The founders, led by Ed Catmull and John Lasseter, came from seminal computer graphics programs at a time when only a handful of schools even had such a thing. Naturally, they looked to the talented staff at Disney as their role models and heroes. Eventually Lasseter worked there as an animator, only to be let go in relatively short order for apparently pissing off a jealous boss. Eventually teaming up with Steve Jobs, enroute from Lucasfilm and Industrial Light and Magic where he met and worked with Catmull, the two formed Pixar and off they went.
Meanwhile, as Pixar grew and succeeded, Disney under the wise tutelage of Michael Eisner decided that 2D animation was dead and fired or laid off entire staffs of fantastically experienced and talented folks, who ended up largely at… Pixar. In 2006, the game went full circle when Disney, under new management, acquired Pixar and made Catmull President of the animation studios and Lasseter Chief Creative Officer.

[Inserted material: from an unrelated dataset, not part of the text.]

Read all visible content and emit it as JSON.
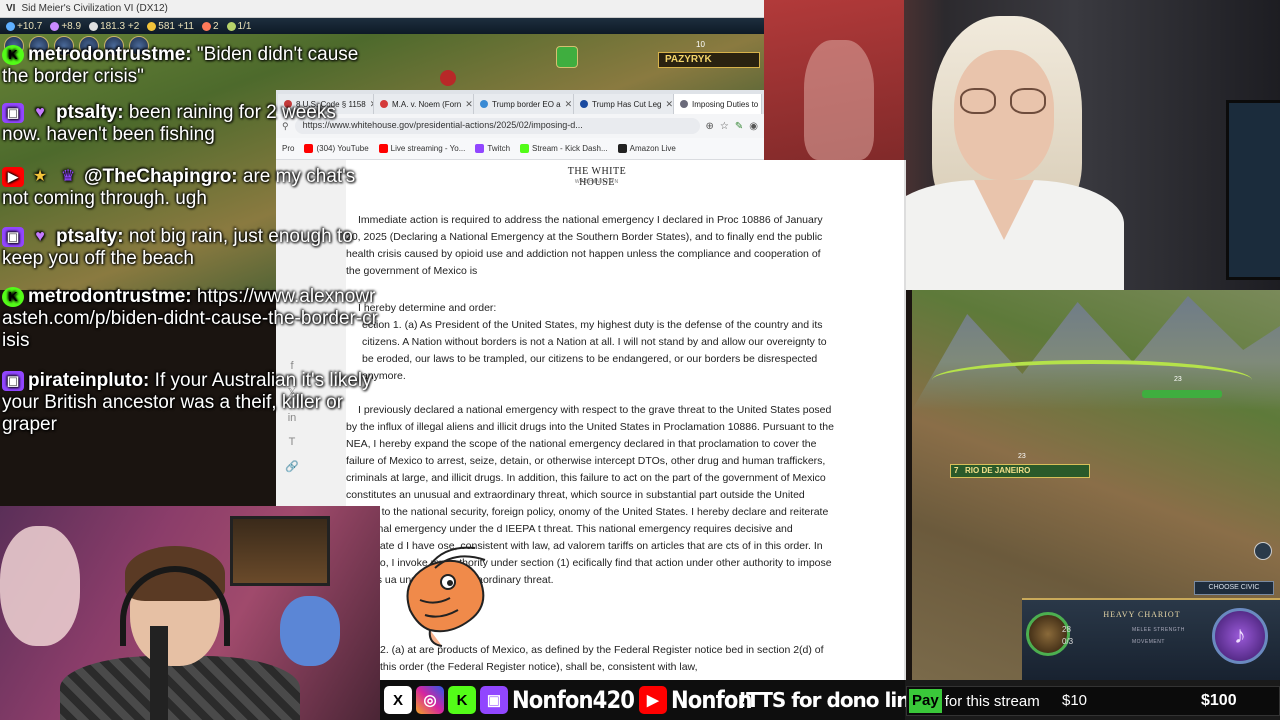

What I found most fascinating though, was the fact that throughout the inception and blossoming of Pixar’s rise, it was the legendary Nine Old Men of Disney’s glory days who were held up by the 3D and feature length wizards as the true heroes of animation. Les Clarke, Ollie Johnston, Wolfgang “Woolie” Reitherman, Frank Thomas, John Lounsbery, Eric Larson, Ward Kimball, Milt Kahl and Marc Davis were the pioneers who made Mickey dance and Snow White twirl. Although kids of today have no idea who these guys were, and probably have never seen any of their seminal works, the folks at the cutting edge of animation revere them to this day. Last April, the last of the lads, Ollie Johnston, died at age 95. He and Frank Thomas had cameo roles in Pixar’s The Incredibles, a last swan song for the legendary ones…
Though flip books and the hand inked and painted cells of traditional animation seem antique today, the fact is that this is the basis of how animation is still done today, whether computer generated or not. Look at a scene of Pixar staff working on a project, and you see hand drawn frames of the same character moving ever so slightly each time, lined up on the walls and tables of their work space.
My only disappointment in the show was that there was no mention of some other pretty successful folks and methods that still survive in the 21st century: Bruce Bickford’s clay animation, Terry Gilliam’s wonderful work with Monty Python, Ray Harryhausen’s models, and Ralph Bakshi’s graphic animation come to mind as seminal works from my youth.
As more and more things become computerized and computer based, I trust that the arts community will have enough forethought, as Pixar did, and not discard the very things that make animation vibrant and diverse.